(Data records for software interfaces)

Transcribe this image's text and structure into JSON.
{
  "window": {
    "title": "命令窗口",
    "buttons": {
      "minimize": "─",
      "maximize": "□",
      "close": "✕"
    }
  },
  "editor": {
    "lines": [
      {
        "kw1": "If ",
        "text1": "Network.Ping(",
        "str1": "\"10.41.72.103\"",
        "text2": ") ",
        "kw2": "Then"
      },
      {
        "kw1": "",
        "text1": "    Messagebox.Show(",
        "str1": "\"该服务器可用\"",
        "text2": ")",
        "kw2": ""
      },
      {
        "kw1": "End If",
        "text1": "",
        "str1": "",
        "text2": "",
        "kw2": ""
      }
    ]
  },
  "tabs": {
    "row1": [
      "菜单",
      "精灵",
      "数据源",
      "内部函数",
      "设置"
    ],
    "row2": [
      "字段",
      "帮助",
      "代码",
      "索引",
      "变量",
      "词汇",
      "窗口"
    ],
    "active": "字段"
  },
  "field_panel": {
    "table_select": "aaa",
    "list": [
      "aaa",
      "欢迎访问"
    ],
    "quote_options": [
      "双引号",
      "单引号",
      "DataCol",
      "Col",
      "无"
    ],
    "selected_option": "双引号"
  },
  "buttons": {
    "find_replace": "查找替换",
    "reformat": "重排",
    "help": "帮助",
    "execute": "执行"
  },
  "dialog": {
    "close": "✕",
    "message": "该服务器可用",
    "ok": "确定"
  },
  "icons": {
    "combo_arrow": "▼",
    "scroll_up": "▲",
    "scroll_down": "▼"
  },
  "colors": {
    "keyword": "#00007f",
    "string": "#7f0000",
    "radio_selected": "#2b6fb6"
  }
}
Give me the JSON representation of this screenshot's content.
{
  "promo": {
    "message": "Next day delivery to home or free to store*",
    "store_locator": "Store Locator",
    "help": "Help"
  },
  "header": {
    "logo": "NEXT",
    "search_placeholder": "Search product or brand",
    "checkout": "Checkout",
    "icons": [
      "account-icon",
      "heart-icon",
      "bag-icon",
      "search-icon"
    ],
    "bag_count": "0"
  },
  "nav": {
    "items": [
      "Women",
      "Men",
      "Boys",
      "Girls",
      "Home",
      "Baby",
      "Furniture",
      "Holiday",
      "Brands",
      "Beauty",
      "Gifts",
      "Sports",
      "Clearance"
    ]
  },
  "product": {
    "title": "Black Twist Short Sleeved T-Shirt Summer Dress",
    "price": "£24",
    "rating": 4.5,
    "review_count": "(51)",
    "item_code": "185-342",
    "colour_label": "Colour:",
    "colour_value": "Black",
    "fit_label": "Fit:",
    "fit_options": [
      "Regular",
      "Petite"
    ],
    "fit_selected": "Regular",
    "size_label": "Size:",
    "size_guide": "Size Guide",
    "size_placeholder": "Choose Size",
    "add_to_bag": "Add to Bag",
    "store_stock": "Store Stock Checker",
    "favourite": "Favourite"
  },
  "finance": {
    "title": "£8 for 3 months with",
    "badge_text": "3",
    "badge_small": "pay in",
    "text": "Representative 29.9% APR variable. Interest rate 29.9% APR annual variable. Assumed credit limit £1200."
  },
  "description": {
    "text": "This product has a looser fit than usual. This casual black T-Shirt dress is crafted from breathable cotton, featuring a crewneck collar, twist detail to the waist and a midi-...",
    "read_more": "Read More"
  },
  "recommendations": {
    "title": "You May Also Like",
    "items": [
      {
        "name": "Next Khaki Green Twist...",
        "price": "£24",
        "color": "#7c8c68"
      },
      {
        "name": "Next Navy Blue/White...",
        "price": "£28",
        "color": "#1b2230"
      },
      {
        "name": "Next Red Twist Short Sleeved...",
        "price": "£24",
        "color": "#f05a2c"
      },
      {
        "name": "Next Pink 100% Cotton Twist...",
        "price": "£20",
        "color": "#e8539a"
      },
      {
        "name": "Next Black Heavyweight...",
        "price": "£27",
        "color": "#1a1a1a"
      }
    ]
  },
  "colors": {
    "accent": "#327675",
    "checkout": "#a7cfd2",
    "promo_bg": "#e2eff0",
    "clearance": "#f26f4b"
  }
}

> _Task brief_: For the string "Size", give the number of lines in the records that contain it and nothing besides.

> _Solution_: 3